ICDDR,B is well-known for its development of oral rehydration solution, which is widely credited for saving millions of lives of people with severe diarrhea, and has played a critical role in the treatment of cholera. It is also known for its interest in development and testing of vaccines. Cholera is of real concern in Bangladesh, which has two peaks of the disease each year. In addition, the country often suffers from severe flooding which, combined with inadequate piping infrastructure, causes contamination to sources of drinking water, leading to more epidemics.
“The prevention of cholera could lead to a substantial decrease of severe dehydrating illness requiring hospitalization,” says Dr. Qadri, noting that about 30 percent of patients seeking care at the ICDDR,B diarrheal hospital come with severe cholera. In Dr. Qadri’s view, a multi-pronged approach to prevention of cholera is necessary, including widespread use of available vaccines while working to improve cholera vaccines and making them available to regions that need them the most.
In addition to Drs. Calderwood and Ryan, other members of the MGH team include infectious disease colleagues Jason B. Harris, MD, MPH, a pediatrician, and Regina C. LaRocque, MD, MPH, both of whom have spent extended time living in Bangladesh, and post-doctoral fellow Richelle Charles, MD. Currently, much of the work focuses on better understanding how the bacteria takes hold in the body, identifying proteins active in immune responses, characterizing the genetic factors that influence susceptibility to infection and determining how current vaccines can be made more effective.
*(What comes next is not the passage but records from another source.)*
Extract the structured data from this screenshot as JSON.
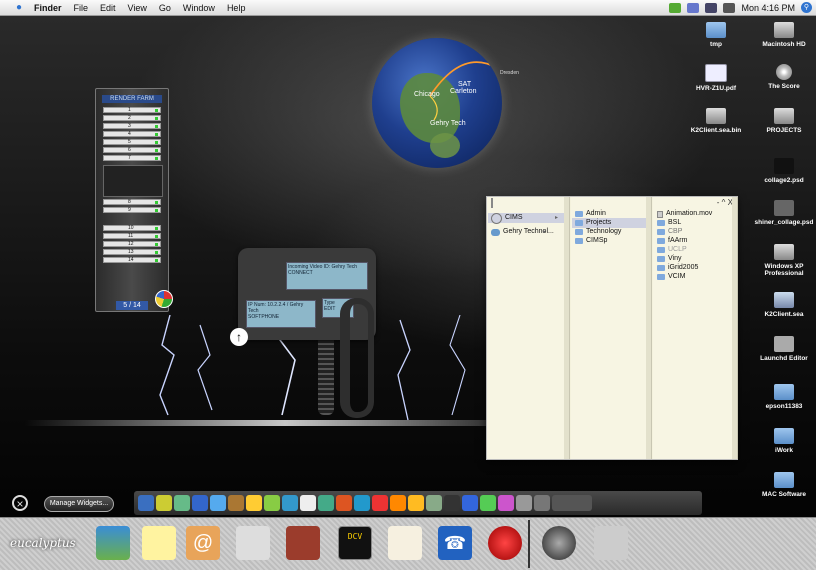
{
  "menubar": {
    "app_name": "Finder",
    "menus": [
      "File",
      "Edit",
      "View",
      "Go",
      "Window",
      "Help"
    ],
    "clock": "Mon 4:16 PM"
  },
  "globe": {
    "cities": [
      "Chicago",
      "SAT",
      "Carleton",
      "Gehry Tech",
      "Dresden"
    ]
  },
  "render_farm": {
    "title": "RENDER FARM",
    "slots": [
      "1",
      "2",
      "3",
      "4",
      "5",
      "6",
      "7",
      "8",
      "9",
      "10",
      "11",
      "12",
      "13",
      "14"
    ],
    "counter": "5 / 14"
  },
  "phone": {
    "lcd_top": "Incoming Video ID: Gehry Tech",
    "lcd_top2": "CONNECT",
    "lcd_left": "IP Num: 10.2.2.4 / Gehry Tech",
    "lcd_left2": "SOFTPHONE",
    "lcd_right": "Type",
    "lcd_right2": "EDIT"
  },
  "finder_window": {
    "controls": "- ^ X",
    "column1": [
      {
        "label": "CIMS",
        "selected": true
      },
      {
        "label": "Gehry Technol...",
        "selected": false
      }
    ],
    "column2": [
      {
        "label": "Admin",
        "selected": false
      },
      {
        "label": "Projects",
        "selected": true
      },
      {
        "label": "Technology",
        "selected": false
      },
      {
        "label": "CIMSp",
        "selected": false
      }
    ],
    "column3": [
      {
        "label": "Animation.mov",
        "kind": "file"
      },
      {
        "label": "BSL",
        "kind": "folder"
      },
      {
        "label": "CBP",
        "kind": "folder"
      },
      {
        "label": "fAArm",
        "kind": "folder"
      },
      {
        "label": "UCLP",
        "kind": "folder"
      },
      {
        "label": "Viny",
        "kind": "folder"
      },
      {
        "label": "iGrid2005",
        "kind": "folder"
      },
      {
        "label": "VCIM",
        "kind": "folder"
      }
    ]
  },
  "desktop_icons": [
    {
      "label": "tmp",
      "icon": "folder-icon"
    },
    {
      "label": "Macintosh HD",
      "icon": "hard-disk-icon"
    },
    {
      "label": "HVR-Z1U.pdf",
      "icon": "pdf-icon"
    },
    {
      "label": "The Score",
      "icon": "cd-icon"
    },
    {
      "label": "K2Client.sea.bin",
      "icon": "archive-icon"
    },
    {
      "label": "PROJECTS",
      "icon": "network-disk-icon"
    },
    {
      "label": "collage2.psd",
      "icon": "image-icon"
    },
    {
      "label": "shiner_collage.psd",
      "icon": "image-icon"
    },
    {
      "label": "Windows XP Professional",
      "icon": "disk-image-icon"
    },
    {
      "label": "K2Client.sea",
      "icon": "vise-icon"
    },
    {
      "label": "Launchd Editor",
      "icon": "app-icon"
    },
    {
      "label": "epson11383",
      "icon": "folder-icon"
    },
    {
      "label": "iWork",
      "icon": "folder-icon"
    },
    {
      "label": "MAC Software",
      "icon": "folder-icon"
    }
  ],
  "widget_bar": {
    "manage_label": "Manage Widgets..."
  },
  "dock": {
    "brand": "eucalyptus",
    "dcv_label": "DCV"
  }
}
Deployment of an effective cholera vaccine could provide a major health breakthrough for developing nations. It might preclude events like the 2008 and 2009 cholera outbreak in Zimbabwe, which claimed more than 4,000 lives. And during the war in Rwanda in 1994, 30,000 refugees living on a flood plain — 10 percent of the total that had fled there — died of cholera within three weeks of their arrival. In addition to improving approaches to cholera, the vaccine research could also play a role in improving vaccines for many other diarrheal diseases for which current vaccines do not exist or are ineffective, adds Dr. Calderwood.